→ **EXERCISE OBJECTIVE**
Return the data that follows exactly, with each line intact.

Dataset rows describing interfaces:
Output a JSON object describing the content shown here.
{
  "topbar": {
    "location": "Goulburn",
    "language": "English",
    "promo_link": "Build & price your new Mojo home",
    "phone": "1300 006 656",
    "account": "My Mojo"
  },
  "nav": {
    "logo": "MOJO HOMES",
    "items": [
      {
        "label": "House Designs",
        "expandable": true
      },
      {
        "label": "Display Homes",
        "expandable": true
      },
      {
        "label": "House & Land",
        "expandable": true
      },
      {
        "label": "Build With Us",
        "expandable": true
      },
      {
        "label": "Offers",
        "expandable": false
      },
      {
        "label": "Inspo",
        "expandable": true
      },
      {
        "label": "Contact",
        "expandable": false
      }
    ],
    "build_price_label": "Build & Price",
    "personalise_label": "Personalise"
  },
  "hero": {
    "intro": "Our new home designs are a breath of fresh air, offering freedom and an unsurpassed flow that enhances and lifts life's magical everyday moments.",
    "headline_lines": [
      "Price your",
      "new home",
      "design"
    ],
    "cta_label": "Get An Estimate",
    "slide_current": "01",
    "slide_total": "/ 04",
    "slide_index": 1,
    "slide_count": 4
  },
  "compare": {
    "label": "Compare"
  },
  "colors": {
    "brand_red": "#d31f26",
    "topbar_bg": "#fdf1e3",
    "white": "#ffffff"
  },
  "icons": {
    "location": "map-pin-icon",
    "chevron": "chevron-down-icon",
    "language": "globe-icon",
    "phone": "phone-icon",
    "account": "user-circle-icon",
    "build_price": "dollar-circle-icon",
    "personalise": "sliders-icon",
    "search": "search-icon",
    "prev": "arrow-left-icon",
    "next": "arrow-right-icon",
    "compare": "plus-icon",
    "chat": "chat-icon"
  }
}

→ **ANSWER TO THE PROBLEM**
Output a JSON object describing the content shown here.
{
  "topbar": {
    "location": "Goulburn",
    "language": "English",
    "promo_link": "Build & price your new Mojo home",
    "phone": "1300 006 656",
    "account": "My Mojo"
  },
  "nav": {
    "logo": "MOJO HOMES",
    "items": [
      {
        "label": "House Designs",
        "expandable": true
      },
      {
        "label": "Display Homes",
        "expandable": true
      },
      {
        "label": "House & Land",
        "expandable": true
      },
      {
        "label": "Build With Us",
        "expandable": true
      },
      {
        "label": "Offers",
        "expandable": false
      },
      {
        "label": "Inspo",
        "expandable": true
      },
      {
        "label": "Contact",
        "expandable": false
      }
    ],
    "build_price_label": "Build & Price",
    "personalise_label": "Personalise"
  },
  "hero": {
    "intro": "Our new home designs are a breath of fresh air, offering freedom and an unsurpassed flow that enhances and lifts life's magical everyday moments.",
    "headline_lines": [
      "Price your",
      "new home",
      "design"
    ],
    "cta_label": "Get An Estimate",
    "slide_current": "01",
    "slide_total": "/ 04",
    "slide_index": 1,
    "slide_count": 4
  },
  "compare": {
    "label": "Compare"
  },
  "colors": {
    "brand_red": "#d31f26",
    "topbar_bg": "#fdf1e3",
    "white": "#ffffff"
  },
  "icons": {
    "location": "map-pin-icon",
    "chevron": "chevron-down-icon",
    "language": "globe-icon",
    "phone": "phone-icon",
    "account": "user-circle-icon",
    "build_price": "dollar-circle-icon",
    "personalise": "sliders-icon",
    "search": "search-icon",
    "prev": "arrow-left-icon",
    "next": "arrow-right-icon",
    "compare": "plus-icon",
    "chat": "chat-icon"
  }
}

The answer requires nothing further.